Fifth Circuit Takes New Orleans Judge Thomas Porteous to Task

For the foreseeable future, New Orleans federal judge G. Thomas Porteous Jr. will have a much lighter load. The Judicial Council of the Fifth Circuit issued a reprimand on Wednesday suspending the judge for two years for alleged infractions, including failing to report gifts from lawyers who appeared before him and concealing debts while in personal bankruptcy. The judge may next have to face impeachment proceedings in Congress.

Lewis Unglesby, counsel to Porteous, a 62-year-old Clinton appointee, says the suspension is unwarranted. “I don’t think you’ll find a single person who says judge Porteous wasn’t fair in any single case he tried,” he says.

Suspension of any length is rare for a federal judge. “This is probably the most severe punishment ever imposed by the federal bench against a fellow judge,” says professor Arthur Hellman, of the University of Pittsburgh School of Law.
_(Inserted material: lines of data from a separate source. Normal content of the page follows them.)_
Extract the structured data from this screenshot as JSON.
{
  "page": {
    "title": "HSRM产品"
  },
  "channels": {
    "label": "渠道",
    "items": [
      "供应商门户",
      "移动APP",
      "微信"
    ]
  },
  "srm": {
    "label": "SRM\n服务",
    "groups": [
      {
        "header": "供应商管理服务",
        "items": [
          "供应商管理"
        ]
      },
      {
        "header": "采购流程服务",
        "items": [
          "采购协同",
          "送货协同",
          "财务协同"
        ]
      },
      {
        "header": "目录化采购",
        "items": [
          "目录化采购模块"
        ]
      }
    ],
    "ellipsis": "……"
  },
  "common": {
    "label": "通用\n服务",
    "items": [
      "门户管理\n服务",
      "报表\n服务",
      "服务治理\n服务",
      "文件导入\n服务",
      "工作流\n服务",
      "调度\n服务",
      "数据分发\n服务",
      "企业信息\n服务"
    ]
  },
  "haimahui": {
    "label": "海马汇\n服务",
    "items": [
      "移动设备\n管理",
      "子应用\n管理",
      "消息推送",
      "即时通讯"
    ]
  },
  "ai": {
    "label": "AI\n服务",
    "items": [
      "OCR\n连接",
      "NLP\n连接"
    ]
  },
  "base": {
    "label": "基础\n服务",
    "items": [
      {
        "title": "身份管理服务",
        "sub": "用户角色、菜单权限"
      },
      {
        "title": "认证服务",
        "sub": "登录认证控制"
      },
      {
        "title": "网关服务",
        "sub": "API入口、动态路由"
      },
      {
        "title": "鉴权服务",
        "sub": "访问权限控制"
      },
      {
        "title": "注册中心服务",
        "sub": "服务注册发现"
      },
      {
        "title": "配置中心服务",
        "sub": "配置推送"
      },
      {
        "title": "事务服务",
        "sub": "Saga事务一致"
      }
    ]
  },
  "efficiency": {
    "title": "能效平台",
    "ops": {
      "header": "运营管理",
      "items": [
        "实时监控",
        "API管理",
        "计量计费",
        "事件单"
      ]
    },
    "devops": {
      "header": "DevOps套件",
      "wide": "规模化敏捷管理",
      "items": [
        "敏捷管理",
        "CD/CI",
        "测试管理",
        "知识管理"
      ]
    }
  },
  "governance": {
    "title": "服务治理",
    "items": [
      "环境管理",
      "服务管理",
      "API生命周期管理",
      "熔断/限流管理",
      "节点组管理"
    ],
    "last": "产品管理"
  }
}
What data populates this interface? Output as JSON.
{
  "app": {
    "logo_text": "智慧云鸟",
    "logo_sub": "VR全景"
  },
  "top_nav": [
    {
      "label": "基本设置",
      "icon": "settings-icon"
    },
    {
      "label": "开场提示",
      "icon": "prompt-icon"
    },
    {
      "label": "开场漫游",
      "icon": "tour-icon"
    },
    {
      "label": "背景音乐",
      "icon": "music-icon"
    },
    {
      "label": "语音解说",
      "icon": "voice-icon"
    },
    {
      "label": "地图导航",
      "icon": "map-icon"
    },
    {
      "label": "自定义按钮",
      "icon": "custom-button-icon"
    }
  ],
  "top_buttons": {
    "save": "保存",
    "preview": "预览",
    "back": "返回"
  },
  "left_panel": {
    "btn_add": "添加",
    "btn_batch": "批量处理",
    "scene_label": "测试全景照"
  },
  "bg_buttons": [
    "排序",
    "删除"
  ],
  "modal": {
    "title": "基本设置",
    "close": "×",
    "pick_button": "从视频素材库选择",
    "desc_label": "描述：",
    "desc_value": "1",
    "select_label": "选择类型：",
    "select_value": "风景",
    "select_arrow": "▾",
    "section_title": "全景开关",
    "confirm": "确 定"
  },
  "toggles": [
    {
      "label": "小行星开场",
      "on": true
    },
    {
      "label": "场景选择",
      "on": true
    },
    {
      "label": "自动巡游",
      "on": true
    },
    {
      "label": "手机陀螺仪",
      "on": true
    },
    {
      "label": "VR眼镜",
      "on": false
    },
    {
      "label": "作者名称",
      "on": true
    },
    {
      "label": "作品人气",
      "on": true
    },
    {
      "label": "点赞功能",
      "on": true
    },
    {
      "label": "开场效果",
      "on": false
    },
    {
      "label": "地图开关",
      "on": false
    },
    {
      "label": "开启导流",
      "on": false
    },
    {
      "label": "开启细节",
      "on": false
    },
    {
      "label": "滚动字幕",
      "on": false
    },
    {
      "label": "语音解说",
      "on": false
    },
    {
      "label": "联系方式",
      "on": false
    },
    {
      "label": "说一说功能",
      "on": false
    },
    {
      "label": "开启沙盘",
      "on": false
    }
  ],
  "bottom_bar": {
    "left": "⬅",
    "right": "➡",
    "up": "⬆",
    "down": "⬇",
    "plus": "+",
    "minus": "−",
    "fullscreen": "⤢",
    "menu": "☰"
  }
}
The Porteous reprimand comes at a time when the federal bench has been taking its lumps, including the recent indictment of Houston Judge Samuel Kent for allegedly sexually abusing a court employee. (He has denied the charges.) Along with its reprimand, the Fifth Circuit unsealed investigative reports that detailed a host of alleged transgressions by Porteous. For instance, after incurring gambling debts, in 2001 the judge filed for bankruptcy, but did so under a fictitious name, so as to save himself embarrassment, according to a 2007 report by a Fifth Circuit investigative committee. The judge was warned not to incur more debt while in bankruptcy, the report stated, but he still ran up thousands of dollars in undisclosed gambling debt at casinos in Louisiana and Mississippi.

In a June report, the Judicial Conference concluded that Porteous had also solicited and received gifts from lawyers, including, “cash payments, numerous lunches, payments for travel, meals, and hotel rooms in Las Vegas.” The judge failed to disclose the gifts, according to the report, and he used methods of payment that left no paper trail, including once dispatching his secretary to pick up an envelope of cash.